Task instructions: Using the data below, copy every line that contains the word "title".

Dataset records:
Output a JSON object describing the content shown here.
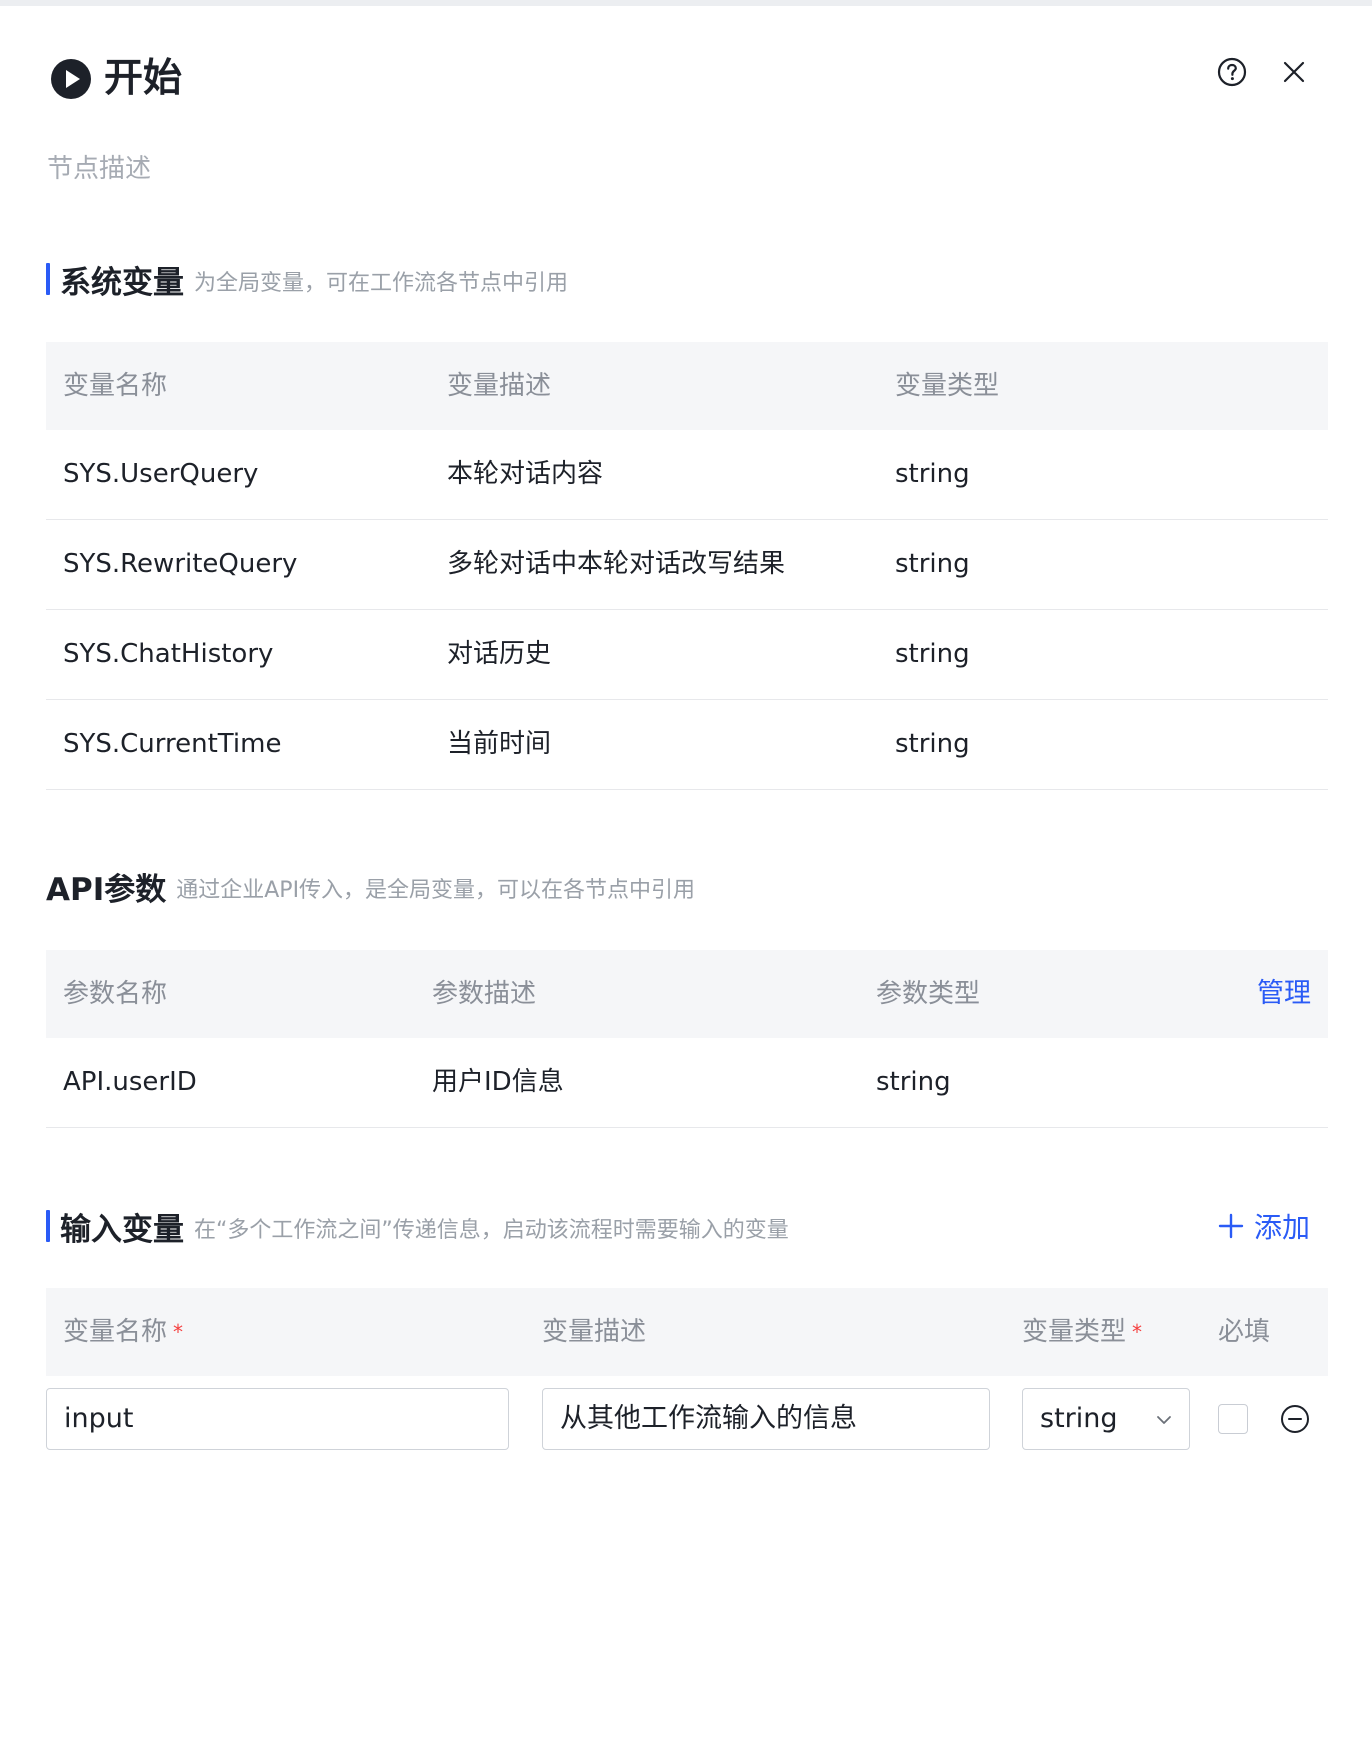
{
  "panel": {
    "title": "开始",
    "node_description_placeholder": "节点描述"
  },
  "system_variables": {
    "title": "系统变量",
    "hint": "为全局变量，可在工作流各节点中引用",
    "columns": [
      "变量名称",
      "变量描述",
      "变量类型"
    ],
    "rows": [
      {
        "name": "SYS.UserQuery",
        "desc": "本轮对话内容",
        "type": "string"
      },
      {
        "name": "SYS.RewriteQuery",
        "desc": "多轮对话中本轮对话改写结果",
        "type": "string"
      },
      {
        "name": "SYS.ChatHistory",
        "desc": "对话历史",
        "type": "string"
      },
      {
        "name": "SYS.CurrentTime",
        "desc": "当前时间",
        "type": "string"
      }
    ]
  },
  "api_params": {
    "title": "API参数",
    "hint": "通过企业API传入，是全局变量，可以在各节点中引用",
    "columns": [
      "参数名称",
      "参数描述",
      "参数类型"
    ],
    "manage_label": "管理",
    "rows": [
      {
        "name": "API.userID",
        "desc": "用户ID信息",
        "type": "string"
      }
    ]
  },
  "input_variables": {
    "title": "输入变量",
    "hint": "在“多个工作流之间”传递信息，启动该流程时需要输入的变量",
    "add_label": "添加",
    "columns": [
      "变量名称",
      "变量描述",
      "变量类型",
      "必填"
    ],
    "required_mark": "*",
    "row": {
      "name_value": "input",
      "desc_value": "从其他工作流输入的信息",
      "type_value": "string",
      "required_checked": false
    }
  },
  "colors": {
    "accent": "#2a5bf6",
    "required": "#f53f3f",
    "header_bg": "#f5f6f8"
  }
}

Response box:
    "title": "开始",
    "title": "系统变量",
    "title": "API参数",
    "title": "输入变量",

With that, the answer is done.